Researchers published the study covered in this summary on Research Square as a preprint that has not yet been peer reviewed.
- In patients with advanced diabetic kidney disease (DKD; estimated glomerular filtration rate [eGFR] < 30 mL/min/1.73m2), treatment with a glucagon-like peptide-1 (GLP-1) agonist had a neutral effect on cardiovascular outcomes but significantly linked with preservation of kidney function and improved survival in a propensity-score matched, retrospective analysis of observational data from more than 2000 people with type 2 diabetes in Taiwan.
Why This Matters
- Cardiovascular disease is a leading cause of mortality in people with type 2 diabetes and among those with chronic kidney disease.
- GLP-1 agonists reduce all-cause mortality and cardiovascular death in people with type 2 diabetes, but their role in patients with advanced DKD is controversial.
- Research on the effect of GLP-1 agonists on cardiovascular outcomes in patients with advanced DKD is limited. Trials that have assessed GLP-1 agonists in people with type 2 diabetes have generally excluded those with advanced DKD and completely excluded those with end-stage kidney disease (eGFR < 30 mL/min/1.73m2).

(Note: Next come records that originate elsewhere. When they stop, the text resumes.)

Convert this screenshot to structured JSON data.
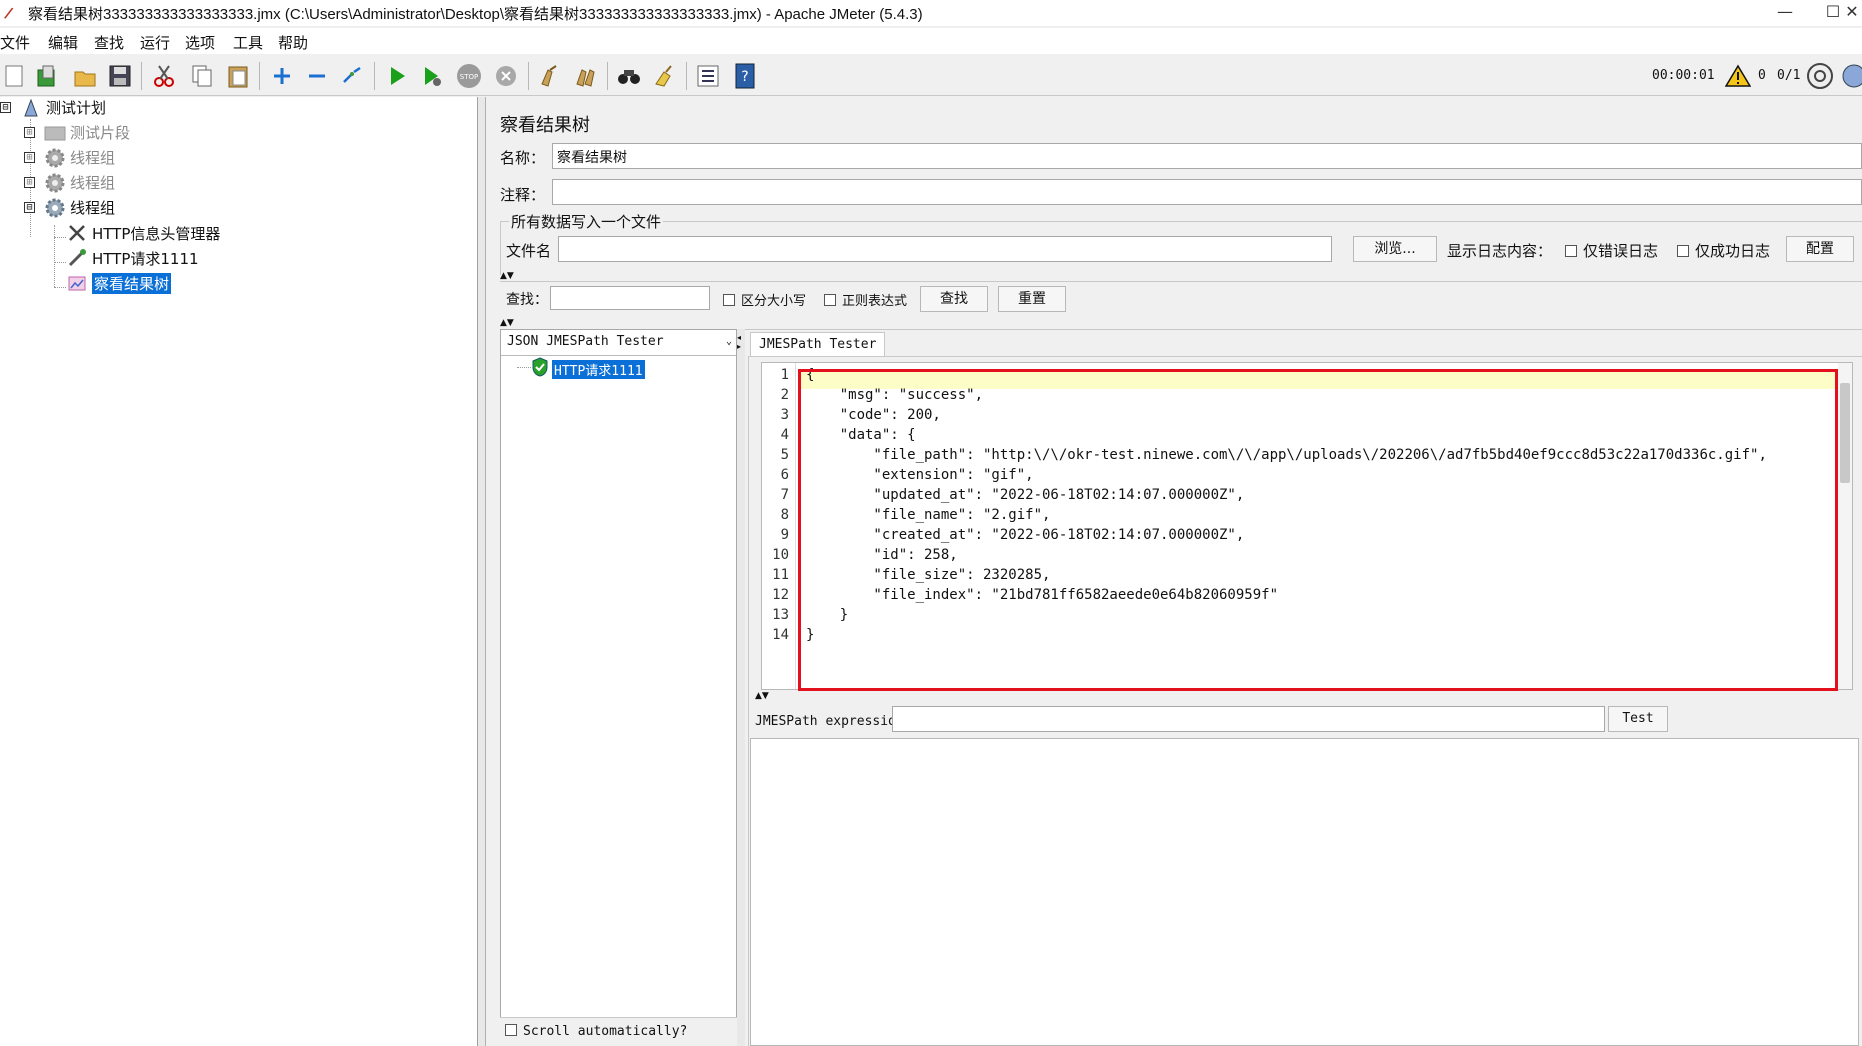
{
  "window": {
    "title": "察看结果树333333333333333333.jmx (C:\\Users\\Administrator\\Desktop\\察看结果树333333333333333333.jmx) - Apache JMeter (5.4.3)",
    "minimize": "—",
    "maximize": "☐",
    "close": "✕"
  },
  "menu": [
    "文件",
    "编辑",
    "查找",
    "运行",
    "选项",
    "工具",
    "帮助"
  ],
  "toolbar": {
    "timer": "00:00:01",
    "warning_count": "0",
    "threads": "0/1",
    "icons": [
      "new-icon",
      "templates-icon",
      "open-icon",
      "save-icon",
      "cut-icon",
      "copy-icon",
      "paste-icon",
      "expand-icon",
      "collapse-icon",
      "toggle-icon",
      "start-icon",
      "start-no-pause-icon",
      "stop-icon",
      "shutdown-icon",
      "clear-icon",
      "clear-all-icon",
      "search-icon",
      "reset-search-icon",
      "function-helper-icon",
      "help-icon",
      "warning-icon",
      "remote-icon",
      "globe-icon"
    ]
  },
  "tree": {
    "items": [
      {
        "label": "测试计划",
        "icon": "test-plan-icon",
        "expander": "⊟"
      },
      {
        "label": "测试片段",
        "icon": "test-fragment-icon",
        "expander": "⊞"
      },
      {
        "label": "线程组",
        "icon": "thread-group-icon",
        "expander": "⊞"
      },
      {
        "label": "线程组",
        "icon": "thread-group-icon",
        "expander": "⊞"
      },
      {
        "label": "线程组",
        "icon": "thread-group-icon",
        "expander": "⊟"
      },
      {
        "label": "HTTP信息头管理器",
        "icon": "header-manager-icon"
      },
      {
        "label": "HTTP请求1111",
        "icon": "http-sampler-icon"
      },
      {
        "label": "察看结果树",
        "icon": "results-tree-icon",
        "selected": true
      }
    ]
  },
  "panel": {
    "title": "察看结果树",
    "name_label": "名称：",
    "name_value": "察看结果树",
    "comment_label": "注释：",
    "comment_value": "",
    "file_group_title": "所有数据写入一个文件",
    "filename_label": "文件名",
    "filename_value": "",
    "browse_button": "浏览...",
    "log_display_label": "显示日志内容：",
    "errors_only_label": "仅错误日志",
    "success_only_label": "仅成功日志",
    "configure_button": "配置",
    "search_label": "查找：",
    "search_value": "",
    "case_sensitive_label": "区分大小写",
    "regex_label": "正则表达式",
    "find_button": "查找",
    "reset_button": "重置",
    "renderer_value": "JSON JMESPath Tester",
    "result_item": "HTTP请求1111",
    "scroll_auto_label": "Scroll automatically?",
    "tab_label": "JMESPath Tester",
    "jmespath_label": "JMESPath expression",
    "jmespath_value": "",
    "test_button": "Test",
    "result_text": ""
  },
  "response_json": {
    "line_numbers": [
      "1",
      "2",
      "3",
      "4",
      "5",
      "6",
      "7",
      "8",
      "9",
      "10",
      "11",
      "12",
      "13",
      "14"
    ],
    "lines": [
      "{",
      "    \"msg\": \"success\",",
      "    \"code\": 200,",
      "    \"data\": {",
      "        \"file_path\": \"http:\\/\\/okr-test.ninewe.com\\/\\/app\\/uploads\\/202206\\/ad7fb5bd40ef9ccc8d53c22a170d336c.gif\",",
      "        \"extension\": \"gif\",",
      "        \"updated_at\": \"2022-06-18T02:14:07.000000Z\",",
      "        \"file_name\": \"2.gif\",",
      "        \"created_at\": \"2022-06-18T02:14:07.000000Z\",",
      "        \"id\": 258,",
      "        \"file_size\": 2320285,",
      "        \"file_index\": \"21bd781ff6582aeede0e64b82060959f\"",
      "    }",
      "}"
    ]
  },
  "colors": {
    "highlight": "#e3101e",
    "selection": "#0a6fd6",
    "current_line": "#fdfdc8"
  }
}
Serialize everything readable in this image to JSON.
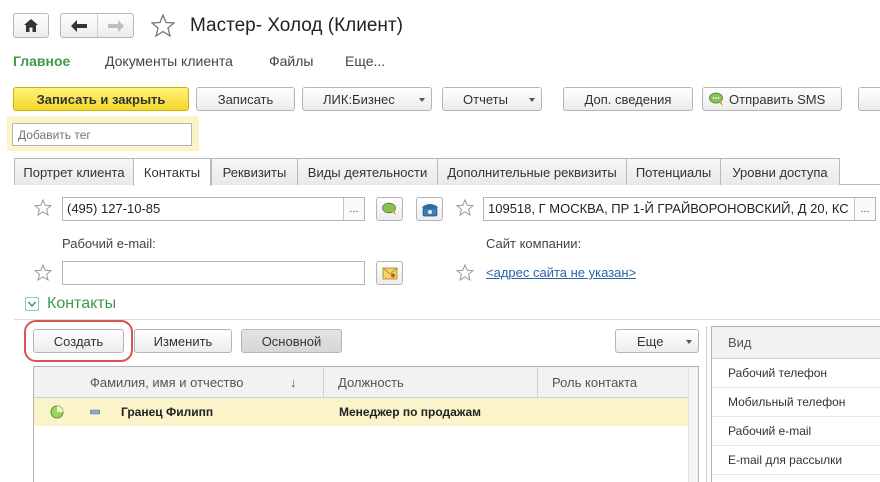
{
  "window": {
    "title": "Мастер- Холод (Клиент)",
    "icons": {
      "home": "home-icon",
      "back": "arrow-left-icon",
      "forward": "arrow-right-icon",
      "favorite": "star-icon"
    }
  },
  "sections": [
    {
      "label": "Главное",
      "active": true
    },
    {
      "label": "Документы клиента",
      "active": false
    },
    {
      "label": "Файлы",
      "active": false
    },
    {
      "label": "Еще...",
      "active": false
    }
  ],
  "toolbar": {
    "save_close": "Записать и закрыть",
    "save": "Записать",
    "lik": "ЛИК:Бизнес",
    "reports": "Отчеты",
    "extra_info": "Доп. сведения",
    "send_sms": "Отправить SMS"
  },
  "tag": {
    "placeholder": "Добавить тег"
  },
  "tabs": [
    {
      "label": "Портрет клиента",
      "active": false
    },
    {
      "label": "Контакты",
      "active": true
    },
    {
      "label": "Реквизиты",
      "active": false
    },
    {
      "label": "Виды деятельности",
      "active": false
    },
    {
      "label": "Дополнительные реквизиты",
      "active": false
    },
    {
      "label": "Потенциалы",
      "active": false
    },
    {
      "label": "Уровни доступа",
      "active": false
    }
  ],
  "contact_fields": {
    "phone": "(495) 127-10-85",
    "address": "109518, Г МОСКВА, ПР 1-Й ГРАЙВОРОНОВСКИЙ, Д 20, КС",
    "work_email_label": "Рабочий e-mail:",
    "work_email": "",
    "website_label": "Сайт компании:",
    "website_link": "<адрес сайта не указан>",
    "ellipsis": "..."
  },
  "contacts_group": {
    "title": "Контакты",
    "buttons": {
      "create": "Создать",
      "edit": "Изменить",
      "main": "Основной",
      "more": "Еще"
    },
    "columns": [
      "Фамилия, имя и отчество",
      "Должность",
      "Роль контакта"
    ],
    "sort_indicator": "↓",
    "rows": [
      {
        "name": "Гранец Филипп",
        "position": "Менеджер по продажам",
        "role": ""
      }
    ]
  },
  "side_list": {
    "header": "Вид",
    "items": [
      "Рабочий телефон",
      "Мобильный телефон",
      "Рабочий e-mail",
      "E-mail для рассылки"
    ]
  },
  "colors": {
    "accent_green": "#3c9a4a",
    "primary_yellow": "#f4d728",
    "row_highlight": "#fbf3c9",
    "ring_red": "#d9534f"
  }
}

- Treatment with GLP-1 agonists has been associated with a significant reduction in composite cardiovascular outcomes in people with type 2 diabetes and relatively fair kidney function (eGFR > 30 mL/min/1.73m2), but among people with type 2 diabetes and lower levels of kidney function, research has shown neutral composite cardiovascular outcomes levels. However, limitations of previous studies include being mainly based on subgroup analysis or including a limited sample of patients.

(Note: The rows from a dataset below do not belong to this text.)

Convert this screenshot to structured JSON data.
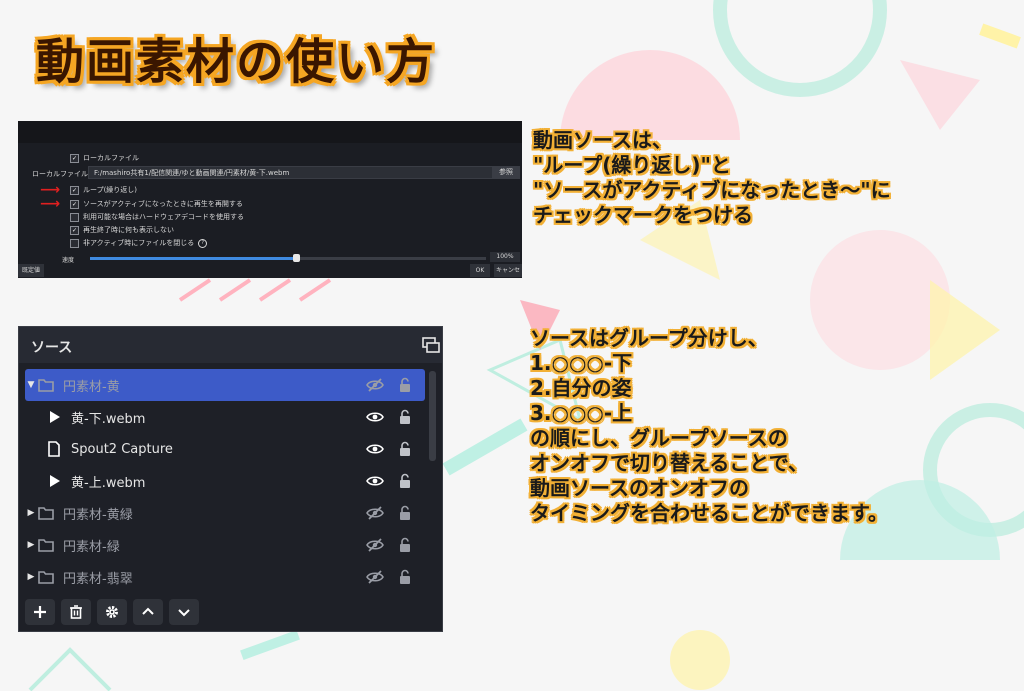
{
  "title": "動画素材の使い方",
  "properties_panel": {
    "local_file_checkbox": "ローカルファイル",
    "local_file_label": "ローカルファイル",
    "local_file_path": "F:/mashiro共有1/配信関連/ゆと動画関連/円素材/黄-下.webm",
    "browse_button": "参照",
    "options": [
      {
        "label": "ループ(繰り返し)",
        "checked": true,
        "arrow": true
      },
      {
        "label": "ソースがアクティブになったときに再生を再開する",
        "checked": true,
        "arrow": true
      },
      {
        "label": "利用可能な場合はハードウェアデコードを使用する",
        "checked": false,
        "arrow": false
      },
      {
        "label": "再生終了時に何も表示しない",
        "checked": true,
        "arrow": false
      },
      {
        "label": "非アクティブ時にファイルを閉じる",
        "checked": false,
        "arrow": false
      }
    ],
    "help_glyph": "?",
    "speed_label": "速度",
    "speed_value": "100%",
    "speed_fill": 0.52,
    "defaults_button": "既定値",
    "ok_button": "OK",
    "cancel_button": "キャンセル"
  },
  "sources_panel": {
    "title": "ソース",
    "items": [
      {
        "name": "円素材-黄",
        "type": "group",
        "expanded": true,
        "selected": true,
        "visible": false,
        "dim": true
      },
      {
        "name": "黄-下.webm",
        "type": "media",
        "selected": false,
        "visible": true,
        "dim": false
      },
      {
        "name": "Spout2 Capture",
        "type": "file",
        "selected": false,
        "visible": true,
        "dim": false
      },
      {
        "name": "黄-上.webm",
        "type": "media",
        "selected": false,
        "visible": true,
        "dim": false
      },
      {
        "name": "円素材-黄緑",
        "type": "group",
        "expanded": false,
        "selected": false,
        "visible": false,
        "dim": true
      },
      {
        "name": "円素材-緑",
        "type": "group",
        "expanded": false,
        "selected": false,
        "visible": false,
        "dim": true
      },
      {
        "name": "円素材-翡翠",
        "type": "group",
        "expanded": false,
        "selected": false,
        "visible": false,
        "dim": true
      }
    ],
    "toolbar": [
      "plus-icon",
      "trash-icon",
      "gear-icon",
      "chevron-up-icon",
      "chevron-down-icon"
    ]
  },
  "note1": "動画ソースは、\n\"ループ(繰り返し)\"と\n\"ソースがアクティブになったとき～\"に\nチェックマークをつける",
  "note2": "ソースはグループ分けし、\n1.○○○-下\n2.自分の姿\n3.○○○-上\nの順にし、グループソースの\nオンオフで切り替えることで、\n動画ソースのオンオフの\nタイミングを合わせることができます。",
  "colors": {
    "accent": "#3d5bc8",
    "title_outline": "#f5a623",
    "note_outline": "#f2b035",
    "arrow": "#e02020"
  }
}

- Retrospective analysis of observational data from nearly 9000 people in Taiwan with type 2 diabetes and an eGFR < 30 mL/min/1.73m2 who received a first prescription for a GLP-1 agonist or dipeptidyl peptidase 4 (DPP-4) inhibitor in 2012-2021 and had the data necessary for this analysis in their records.
- The data came from the largest multi-institutional electronic medical record database in Taiwan, which includes two medical centers and five general hospitals and information on more than 11 million patients, from 2001 to 2019.

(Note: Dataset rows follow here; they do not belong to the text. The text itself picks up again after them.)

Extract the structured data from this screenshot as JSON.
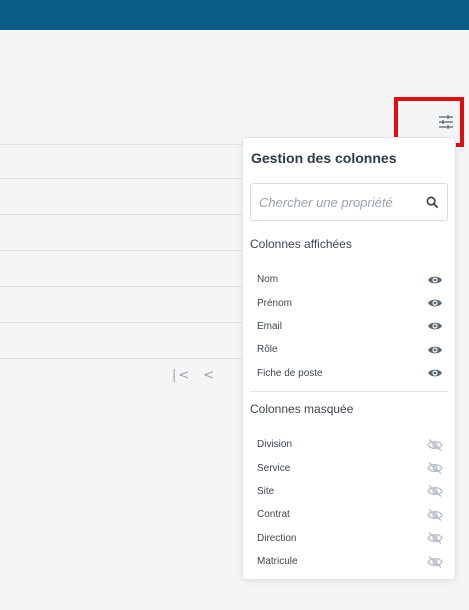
{
  "panel": {
    "title": "Gestion des colonnes",
    "search_placeholder": "Chercher une propriété",
    "shown_section": "Colonnes affichées",
    "hidden_section": "Colonnes masquée",
    "shown_columns": [
      "Nom",
      "Prénom",
      "Email",
      "Rôle",
      "Fiche de poste"
    ],
    "hidden_columns": [
      "Division",
      "Service",
      "Site",
      "Contrat",
      "Direction",
      "Matricule"
    ]
  },
  "icons": {
    "settings": "sliders-icon",
    "search": "search-icon",
    "visible": "eye-icon",
    "hidden": "eye-off-icon",
    "pager_first": "first-page-icon",
    "pager_prev": "previous-page-icon"
  },
  "colors": {
    "topbar": "#0b5e8a",
    "highlight": "#e30c0c"
  }
}
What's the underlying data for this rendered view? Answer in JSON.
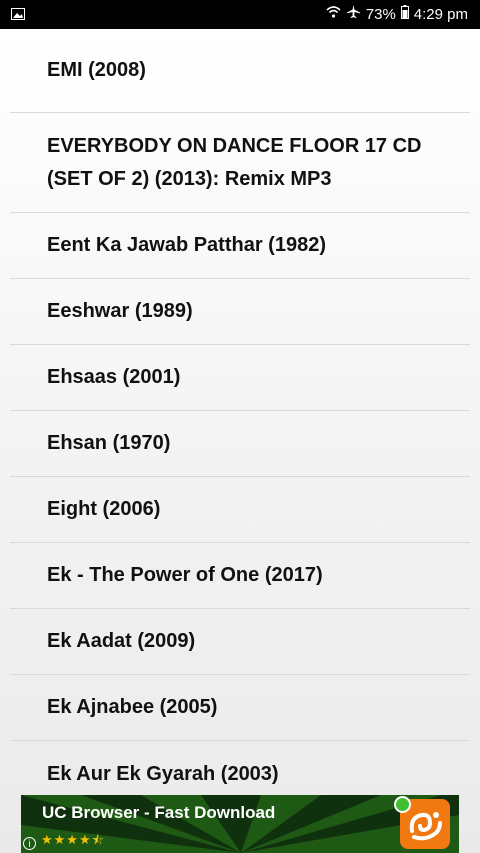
{
  "status_bar": {
    "battery": "73%",
    "time": "4:29 pm",
    "icons": [
      "image-icon",
      "wifi-icon",
      "airplane-icon",
      "battery-icon"
    ]
  },
  "list": {
    "items": [
      "EMI (2008)",
      "EVERYBODY ON DANCE FLOOR 17 CD (SET OF 2) (2013): Remix MP3",
      "Eent Ka Jawab Patthar (1982)",
      "Eeshwar (1989)",
      "Ehsaas (2001)",
      "Ehsan (1970)",
      "Eight (2006)",
      "Ek - The Power of One (2017)",
      "Ek Aadat (2009)",
      "Ek Ajnabee (2005)",
      "Ek Aur Ek Gyarah (2003)"
    ]
  },
  "ad": {
    "title": "UC Browser - Fast Download",
    "rating_stars": "★★★★⯪",
    "info_symbol": "i",
    "colors": {
      "background": "#0f2f0c",
      "logo": "#f07a11",
      "badge": "#3fbf2f"
    }
  }
}
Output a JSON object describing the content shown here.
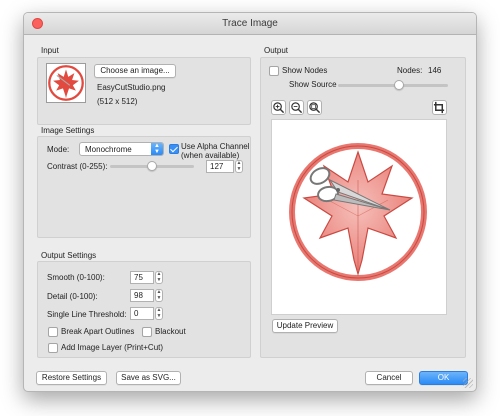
{
  "window": {
    "title": "Trace Image"
  },
  "input": {
    "section_label": "Input",
    "choose_button": "Choose an image...",
    "filename": "EasyCutStudio.png",
    "dimensions": "(512 x 512)"
  },
  "image_settings": {
    "section_label": "Image Settings",
    "mode_label": "Mode:",
    "mode_value": "Monochrome",
    "use_alpha_label_1": "Use Alpha Channel",
    "use_alpha_label_2": "(when available)",
    "use_alpha_checked": true,
    "contrast_label": "Contrast (0-255):",
    "contrast_value": "127",
    "contrast_level": 127
  },
  "output_settings": {
    "section_label": "Output Settings",
    "smooth_label": "Smooth (0-100):",
    "smooth_value": "75",
    "detail_label": "Detail (0-100):",
    "detail_value": "98",
    "threshold_label": "Single Line Threshold:",
    "threshold_value": "0",
    "break_apart_label": "Break Apart Outlines",
    "blackout_label": "Blackout",
    "add_image_layer_label": "Add Image Layer (Print+Cut)"
  },
  "output": {
    "section_label": "Output",
    "show_nodes_label": "Show Nodes",
    "nodes_label": "Nodes:",
    "nodes_value": "146",
    "show_source_label": "Show Source",
    "show_source_level": 0.55,
    "update_preview_button": "Update Preview"
  },
  "footer": {
    "restore_button": "Restore Settings",
    "save_svg_button": "Save as SVG...",
    "cancel_button": "Cancel",
    "ok_button": "OK"
  },
  "colors": {
    "accent": "#2b8bf6",
    "logo_red": "#e24a3f",
    "logo_pink": "#f0a09a",
    "close_red": "#fc605c"
  },
  "icons": [
    "zoom-in-icon",
    "zoom-out-icon",
    "zoom-fit-icon",
    "crop-icon",
    "maple-leaf-scissors-logo"
  ]
}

- Researchers used propensity scoring to match 602 people treated with a GLP-1 agonist with 1479 people treated with a DPP-4 inhibitor.
- During a mean follow-up of 2.1 years, the rate of the composite cardiovascular outcome (cardiovascular death, myocardial infarction, and ischemic stroke) did not significantly differ between the GLP-1 agonist and DPP-4 inhibitor groups, with incidence rates of 13.0% and 13.8%, respectively, and a nonsignificant hazard ratio of 0.88. Rates of each of the three components of the composite endpoint also did not significantly differ between the two groups.
- Progression to end-stage kidney disease with dialysis was significantly lower in those treated with a GLP-1 agonist compared with a DPP-4 inhibitor, with incidence rates of 23.4% and 27.5%, respectively, and a significant hazard ratio of 0.72.
- The incidence of a greater than 50% drop in eGFR from baseline was 32.2% with GLP-1 agonist treatment compared to 35.9% with a DPP-4 inhibitor, with a significant hazard ratio of 0.74.
- Median time until patients needed new-onset dialysis was 1.9 years with GLP-1 agonist treatment and 1.3 years with DPP-4 inhibitor treatment, which was a significant difference.
- The rate of all-cause death was 18.4% with GLP-1 agonist treatment compared with 25.1% with DPP-4 inhibitor treatment, a hazard ratio of 0.71 that was significant.
- Because the study was a retrospective analysis of observational data it cannot prove causality.
- The study could be subject to residual confounding despite propensity-score matching.
- The data came from health records that could have included coding errors.
- Treatment compliance was unknown.
This is a summary of a preprint research study, “The cardiovascular and renal effects of glucagon-like peptide 1 receptor agonists in patients with advanced diabetic kidney disease,” by researchers in Taiwan on Research Square and provided to you by Medscape. This study has not yet been peer reviewed. The full text of the study can be found on researchsquare.com.